Posted by FDum | Report as abusive

The reason for focusing on issuance is that there is no reliable source for outstandings of every relevant asset class by original credit rating. If anyone knows of such a database, please tell!

Posted by Kiffmeister | Report as abusive

Foppe, corporations could borrow much much more cheaply in the market than from banks. It is just locking in of ultra-low rates. The real question is why buysides are buying this debt….

Kosta0101, what makes you think China is “saving”? They are buying the debt to manage their currencies.

Kiffmeister, Bloomberg…

Posted by Danny_Black | Report as abusive

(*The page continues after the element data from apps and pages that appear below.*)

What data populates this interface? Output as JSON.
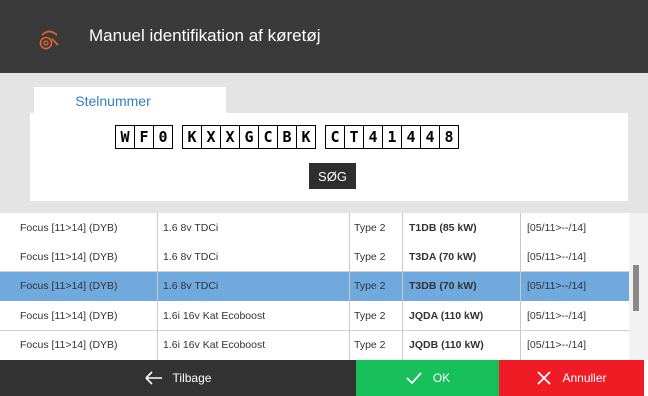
{
  "window": {
    "title": "Manuel identifikation af køretøj",
    "icon": "car-search-icon"
  },
  "vin_panel": {
    "tab_label": "Stelnummer",
    "groups": [
      [
        "W",
        "F",
        "0"
      ],
      [
        "K",
        "X",
        "X",
        "G",
        "C",
        "B",
        "K"
      ],
      [
        "C",
        "T",
        "4",
        "1",
        "4",
        "4",
        "8"
      ]
    ],
    "search_label": "SØG"
  },
  "table": {
    "rows": [
      {
        "model": "Focus [11>14] (DYB)",
        "engine": "1.6 8v TDCi",
        "type": "Type 2",
        "code": "T1DB (85 kW)",
        "period": "[05/11>--/14]",
        "selected": false
      },
      {
        "model": "Focus [11>14] (DYB)",
        "engine": "1.6 8v TDCi",
        "type": "Type 2",
        "code": "T3DA (70 kW)",
        "period": "[05/11>--/14]",
        "selected": false
      },
      {
        "model": "Focus [11>14] (DYB)",
        "engine": "1.6 8v TDCi",
        "type": "Type 2",
        "code": "T3DB (70 kW)",
        "period": "[05/11>--/14]",
        "selected": true
      },
      {
        "model": "Focus [11>14] (DYB)",
        "engine": "1.6i 16v Kat Ecoboost",
        "type": "Type 2",
        "code": "JQDA (110 kW)",
        "period": "[05/11>--/14]",
        "selected": false
      },
      {
        "model": "Focus [11>14] (DYB)",
        "engine": "1.6i 16v Kat Ecoboost",
        "type": "Type 2",
        "code": "JQDB (110 kW)",
        "period": "[05/11>--/14]",
        "selected": false
      }
    ]
  },
  "footer": {
    "back_label": "Tilbage",
    "ok_label": "OK",
    "cancel_label": "Annuller"
  },
  "colors": {
    "titlebar": "#3a3a3a",
    "accent_orange": "#e8612c",
    "tab_text": "#2f7fc1",
    "selected_row": "#6fa9de",
    "ok_green": "#17c05a",
    "cancel_red": "#ef1c25"
  }
}
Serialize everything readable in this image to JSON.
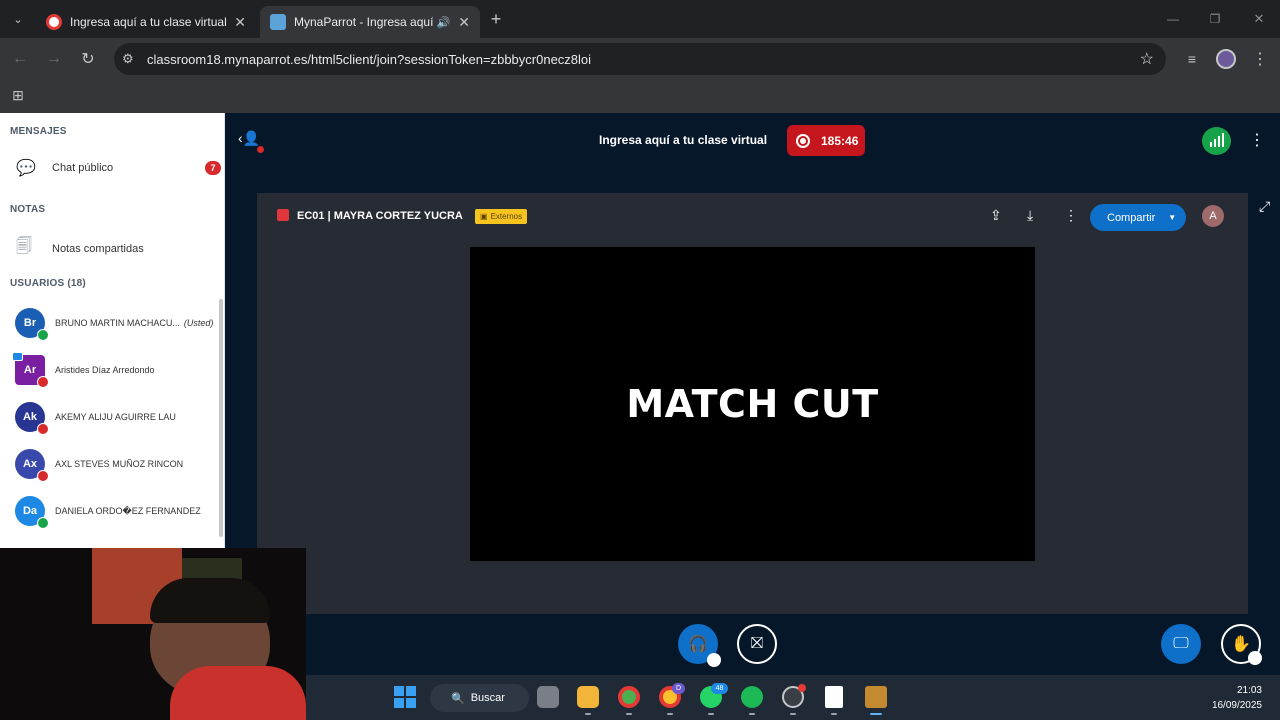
{
  "browser": {
    "tabs": [
      {
        "title": "Ingresa aquí a tu clase virtual",
        "active": false
      },
      {
        "title": "MynaParrot - Ingresa aquí a",
        "active": true
      }
    ],
    "url": "classroom18.mynaparrot.es/html5client/join?sessionToken=zbbbycr0necz8loi"
  },
  "sidebar": {
    "messages_title": "MENSAJES",
    "public_chat": "Chat público",
    "unread_count": "7",
    "notes_title": "NOTAS",
    "shared_notes": "Notas compartidas",
    "users_title": "USUARIOS (18)",
    "users": [
      {
        "initials": "Br",
        "name": "BRUNO MARTIN MACHACU...",
        "you_label": "(Usted)",
        "color": "#1a5fb4",
        "status_color": "#16a34a"
      },
      {
        "initials": "Ar",
        "name": "Aristides Díaz Arredondo",
        "you_label": "",
        "color": "#7b1fa2",
        "status_color": "#d82a2a"
      },
      {
        "initials": "Ak",
        "name": "AKEMY ALIJU AGUIRRE LAU",
        "you_label": "",
        "color": "#283593",
        "status_color": "#d82a2a"
      },
      {
        "initials": "Ax",
        "name": "AXL STEVES MUÑOZ RINCON",
        "you_label": "",
        "color": "#3949ab",
        "status_color": "#d82a2a"
      },
      {
        "initials": "Da",
        "name": "DANIELA ORDO�EZ FERNANDEZ",
        "you_label": "",
        "color": "#1e88e5",
        "status_color": "#16a34a"
      }
    ]
  },
  "header": {
    "title": "Ingresa aquí a tu clase virtual",
    "recording_time": "185:46"
  },
  "presentation": {
    "title": "EC01 | MAYRA CORTEZ YUCRA",
    "badge": "Externos",
    "share_label": "Compartir",
    "account_initial": "A",
    "slide_text": "MATCH CUT"
  },
  "taskbar": {
    "search_label": "Buscar",
    "time": "21:03",
    "date": "16/09/2025",
    "chrome_badge": "D",
    "whatsapp_badge": "48"
  }
}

Triple A are not “safer” than other investments. There is one thing and one thing only that triple A says and that is that the issuer of the obligation is very very likely to meet the terms of the obligation, ie make the right coupon payments on time and return the promised principal on time. It says absolutely nothing else about other risks. You hold Zimbabwe bonds and Mugabi prints worthless money to pay them then that is still AAA as long as he making his coupons. The idea that AAA is ultra-safe is a hold-over from the fixed rate bond issuance of the gold standard era, where the major risk was credit risk.

Posted by Danny_Black | Report as abusive

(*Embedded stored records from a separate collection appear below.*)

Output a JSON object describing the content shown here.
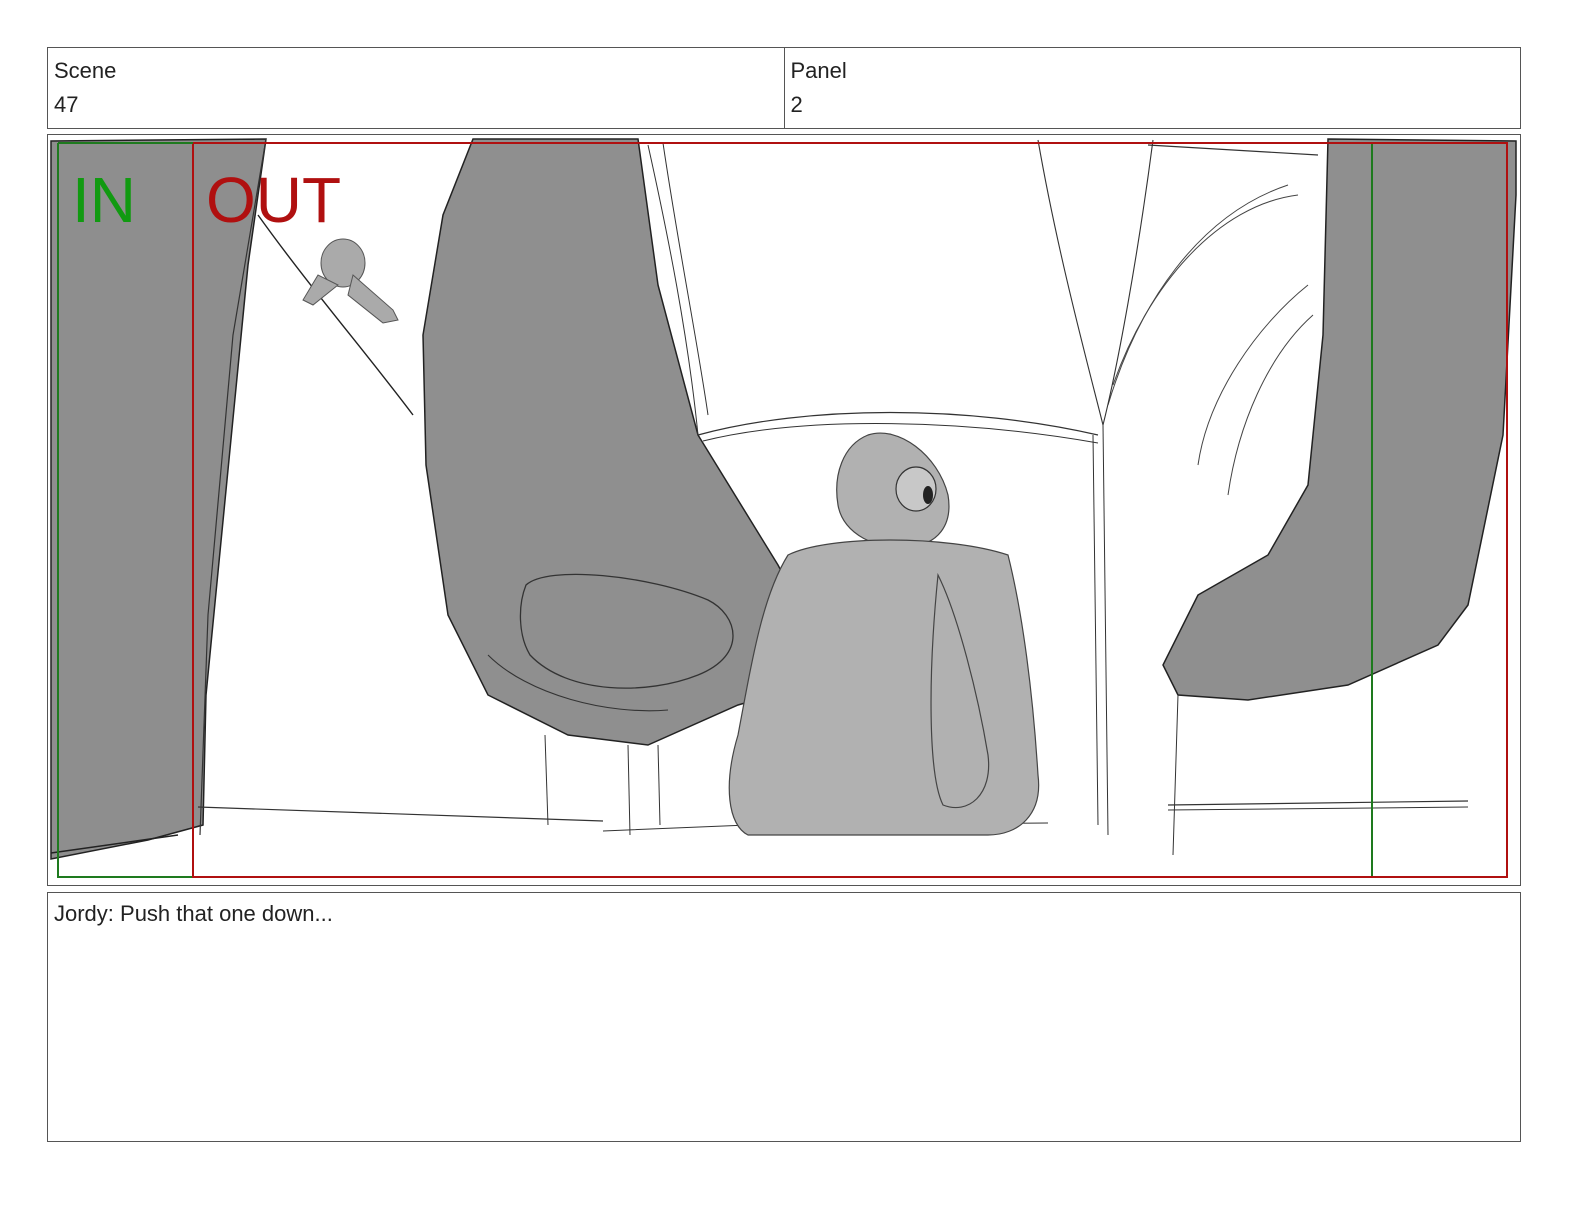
{
  "header": {
    "scene_label": "Scene",
    "scene_value": "47",
    "panel_label": "Panel",
    "panel_value": "2"
  },
  "frame": {
    "in_label": "IN",
    "out_label": "OUT",
    "in_color": "#119a11",
    "out_color": "#b01010"
  },
  "dialogue": {
    "text": "Jordy: Push that one down..."
  }
}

I’m glad I’m not the only one calling Felix out on his pinning the 2008 crisis on “overcaution: – Yves Smith responded to that point with an entire post:

http://www.nakedcapitalism.com/2011/07/f elix-salmon-misreads-aaa-bond-demand-to- say-overcaution-caused-crisis.html

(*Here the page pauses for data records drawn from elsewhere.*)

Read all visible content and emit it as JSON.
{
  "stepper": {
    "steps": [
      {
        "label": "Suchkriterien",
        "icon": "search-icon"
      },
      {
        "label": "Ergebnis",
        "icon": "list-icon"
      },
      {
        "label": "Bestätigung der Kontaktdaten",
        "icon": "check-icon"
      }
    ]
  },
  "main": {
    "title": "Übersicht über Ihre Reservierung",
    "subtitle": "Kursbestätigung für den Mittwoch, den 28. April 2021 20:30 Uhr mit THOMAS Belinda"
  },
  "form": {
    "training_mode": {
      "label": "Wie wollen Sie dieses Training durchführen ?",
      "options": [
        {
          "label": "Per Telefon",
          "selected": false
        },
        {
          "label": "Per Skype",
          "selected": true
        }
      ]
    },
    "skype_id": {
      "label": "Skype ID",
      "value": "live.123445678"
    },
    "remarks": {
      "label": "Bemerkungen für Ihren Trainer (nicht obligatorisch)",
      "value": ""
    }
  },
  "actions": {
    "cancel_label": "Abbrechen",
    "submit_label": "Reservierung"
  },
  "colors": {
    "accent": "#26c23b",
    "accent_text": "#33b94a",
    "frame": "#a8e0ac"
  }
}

Come on. Felix, this isn’t like you to make excuses and re-direct criticism for greedy, negligent parasites. Time for an update.

Posted by KenG_CA | Report as abusive

KenG_CA, by “greedy, negligent parasites” you mean investors right? The same people now trying to claim they were too stupid to invest?

Posted by Danny_Black | Report as abusive

Danny, the greedy, negligent parasites were the ones peddling the junk as AAA, or buying it with other people’s money, because they were going to get big bonuses for their imaginary profits. The people now trying to claim they were too stupid to invest were just too stupid to invest. Two different groups, scammers and suckers.

Posted by KenG_CA | Report as abusive

I don’t buy this “overcaution” line either. More like an inability to conceptualize risk when something has never happened, at least within recent memory. I just finished reading Tony Judt’s Postwar, written before 2005, and he discusses at great length so many of the problems of Greece, Italy, Spain, Belgium and others that the markets are finally worrying about today. The debt problems are not something that just magically appeared in the past year or two, like a black swan. The risks have been with us for years but markets chose to ignore them. That is less overcaution than willful ignorance.

Posted by wpw | Report as abusive

Dunno about the chart data. 1990 issuance of almost zero AAA debt, including sovereign? The US budget deficit in 1990 was almost $280B, which would show up on a graph denominated in Trillions.

And in 2008 the US Budget deficit was about $1.3T, of the total shown here of just under $2.0T. The rest of the world’s sovereign issuers was just 1/3 of the global total?

US budget year runs Oct – Sept, and the figures above are for calendar years, so that might throw things off a little. But the data doesn’t look right. Which doesn’t mean the data is wrong, but it might mean the data doesn’t mean what you think it means.

Posted by MGCC | Report as abusive

Could the buyside come from the increased need for pension funds to have long term assets?

With ageing populations and increasing pension liabilities these funds might have been running out of suitable assets to buy. As they cannot make loans, then the banks securitised their loans so that pension funds could buy them. Then they had to be rated AAA because of pension fund rules.

Bit of a chicken and egg thing, or I might be talking pure drivel.

Posted by SSarson | Report as abusive

@Kiffmeister — is there a database of outstandings by current credit rating?

Posted by FelixSalmon | Report as abusive

KenG_CA, something is either AAA or not. Again AAA does not equal risk free nor does it mean there is no fluctuation in price before maturity. What percentage of AAA bonds have actually defaulted?

Posted by Danny_Black | Report as abusive